DATA TO EXAMINE Start Marker
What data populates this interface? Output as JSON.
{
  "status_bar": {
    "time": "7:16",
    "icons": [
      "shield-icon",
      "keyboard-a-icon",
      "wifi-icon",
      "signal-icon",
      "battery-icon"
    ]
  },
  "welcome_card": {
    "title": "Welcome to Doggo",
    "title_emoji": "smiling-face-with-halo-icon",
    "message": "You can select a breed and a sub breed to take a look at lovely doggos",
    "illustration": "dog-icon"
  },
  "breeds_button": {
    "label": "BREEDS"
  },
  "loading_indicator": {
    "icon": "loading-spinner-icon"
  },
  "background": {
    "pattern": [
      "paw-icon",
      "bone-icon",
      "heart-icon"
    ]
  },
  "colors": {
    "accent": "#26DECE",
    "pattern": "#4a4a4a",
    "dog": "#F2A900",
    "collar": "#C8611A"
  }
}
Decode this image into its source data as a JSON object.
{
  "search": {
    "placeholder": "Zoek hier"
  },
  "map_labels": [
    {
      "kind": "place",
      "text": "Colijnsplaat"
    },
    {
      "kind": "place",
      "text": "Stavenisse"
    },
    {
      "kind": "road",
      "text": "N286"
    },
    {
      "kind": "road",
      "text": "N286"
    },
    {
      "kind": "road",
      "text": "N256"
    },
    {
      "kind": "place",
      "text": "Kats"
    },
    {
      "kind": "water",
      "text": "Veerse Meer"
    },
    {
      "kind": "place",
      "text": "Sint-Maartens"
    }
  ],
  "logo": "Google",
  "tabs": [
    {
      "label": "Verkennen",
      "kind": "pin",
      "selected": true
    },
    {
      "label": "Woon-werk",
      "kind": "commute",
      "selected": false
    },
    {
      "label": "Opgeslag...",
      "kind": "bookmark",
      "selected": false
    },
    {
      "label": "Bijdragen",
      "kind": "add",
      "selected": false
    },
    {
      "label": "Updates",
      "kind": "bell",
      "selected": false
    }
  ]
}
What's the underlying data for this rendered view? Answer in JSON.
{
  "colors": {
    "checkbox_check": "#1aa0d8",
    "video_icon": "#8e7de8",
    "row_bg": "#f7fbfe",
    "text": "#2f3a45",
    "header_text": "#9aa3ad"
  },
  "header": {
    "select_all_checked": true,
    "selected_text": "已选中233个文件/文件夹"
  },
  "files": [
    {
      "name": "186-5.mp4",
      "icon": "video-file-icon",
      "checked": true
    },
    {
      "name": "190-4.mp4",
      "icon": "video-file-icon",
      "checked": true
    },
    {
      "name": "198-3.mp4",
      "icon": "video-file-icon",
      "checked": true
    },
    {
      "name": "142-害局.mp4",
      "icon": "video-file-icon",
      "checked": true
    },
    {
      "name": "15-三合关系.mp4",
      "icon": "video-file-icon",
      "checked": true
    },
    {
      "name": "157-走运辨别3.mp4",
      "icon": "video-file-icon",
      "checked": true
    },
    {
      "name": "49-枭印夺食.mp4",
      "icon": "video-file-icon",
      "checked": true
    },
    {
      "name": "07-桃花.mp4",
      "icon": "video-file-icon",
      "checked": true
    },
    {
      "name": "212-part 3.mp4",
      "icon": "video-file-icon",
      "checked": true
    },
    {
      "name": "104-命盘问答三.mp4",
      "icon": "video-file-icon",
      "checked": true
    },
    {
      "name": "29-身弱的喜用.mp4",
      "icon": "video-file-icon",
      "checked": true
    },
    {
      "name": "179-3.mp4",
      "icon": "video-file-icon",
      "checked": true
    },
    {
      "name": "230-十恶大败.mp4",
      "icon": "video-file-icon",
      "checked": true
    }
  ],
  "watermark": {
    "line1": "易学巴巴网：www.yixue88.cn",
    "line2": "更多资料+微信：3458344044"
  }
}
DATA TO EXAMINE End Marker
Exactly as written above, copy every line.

■ ANSWER TO THIS PROBLEM ■
What data populates this interface? Output as JSON.
{
  "status_bar": {
    "time": "7:16",
    "icons": [
      "shield-icon",
      "keyboard-a-icon",
      "wifi-icon",
      "signal-icon",
      "battery-icon"
    ]
  },
  "welcome_card": {
    "title": "Welcome to Doggo",
    "title_emoji": "smiling-face-with-halo-icon",
    "message": "You can select a breed and a sub breed to take a look at lovely doggos",
    "illustration": "dog-icon"
  },
  "breeds_button": {
    "label": "BREEDS"
  },
  "loading_indicator": {
    "icon": "loading-spinner-icon"
  },
  "background": {
    "pattern": [
      "paw-icon",
      "bone-icon",
      "heart-icon"
    ]
  },
  "colors": {
    "accent": "#26DECE",
    "pattern": "#4a4a4a",
    "dog": "#F2A900",
    "collar": "#C8611A"
  }
}
Decode this image into its source data as a JSON object.
{
  "search": {
    "placeholder": "Zoek hier"
  },
  "map_labels": [
    {
      "kind": "place",
      "text": "Colijnsplaat"
    },
    {
      "kind": "place",
      "text": "Stavenisse"
    },
    {
      "kind": "road",
      "text": "N286"
    },
    {
      "kind": "road",
      "text": "N286"
    },
    {
      "kind": "road",
      "text": "N256"
    },
    {
      "kind": "place",
      "text": "Kats"
    },
    {
      "kind": "water",
      "text": "Veerse Meer"
    },
    {
      "kind": "place",
      "text": "Sint-Maartens"
    }
  ],
  "logo": "Google",
  "tabs": [
    {
      "label": "Verkennen",
      "kind": "pin",
      "selected": true
    },
    {
      "label": "Woon-werk",
      "kind": "commute",
      "selected": false
    },
    {
      "label": "Opgeslag...",
      "kind": "bookmark",
      "selected": false
    },
    {
      "label": "Bijdragen",
      "kind": "add",
      "selected": false
    },
    {
      "label": "Updates",
      "kind": "bell",
      "selected": false
    }
  ]
}
What's the underlying data for this rendered view? Answer in JSON.
{
  "colors": {
    "checkbox_check": "#1aa0d8",
    "video_icon": "#8e7de8",
    "row_bg": "#f7fbfe",
    "text": "#2f3a45",
    "header_text": "#9aa3ad"
  },
  "header": {
    "select_all_checked": true,
    "selected_text": "已选中233个文件/文件夹"
  },
  "files": [
    {
      "name": "186-5.mp4",
      "icon": "video-file-icon",
      "checked": true
    },
    {
      "name": "190-4.mp4",
      "icon": "video-file-icon",
      "checked": true
    },
    {
      "name": "198-3.mp4",
      "icon": "video-file-icon",
      "checked": true
    },
    {
      "name": "142-害局.mp4",
      "icon": "video-file-icon",
      "checked": true
    },
    {
      "name": "15-三合关系.mp4",
      "icon": "video-file-icon",
      "checked": true
    },
    {
      "name": "157-走运辨别3.mp4",
      "icon": "video-file-icon",
      "checked": true
    },
    {
      "name": "49-枭印夺食.mp4",
      "icon": "video-file-icon",
      "checked": true
    },
    {
      "name": "07-桃花.mp4",
      "icon": "video-file-icon",
      "checked": true
    },
    {
      "name": "212-part 3.mp4",
      "icon": "video-file-icon",
      "checked": true
    },
    {
      "name": "104-命盘问答三.mp4",
      "icon": "video-file-icon",
      "checked": true
    },
    {
      "name": "29-身弱的喜用.mp4",
      "icon": "video-file-icon",
      "checked": true
    },
    {
      "name": "179-3.mp4",
      "icon": "video-file-icon",
      "checked": true
    },
    {
      "name": "230-十恶大败.mp4",
      "icon": "video-file-icon",
      "checked": true
    }
  ],
  "watermark": {
    "line1": "易学巴巴网：www.yixue88.cn",
    "line2": "更多资料+微信：3458344044"
  }
}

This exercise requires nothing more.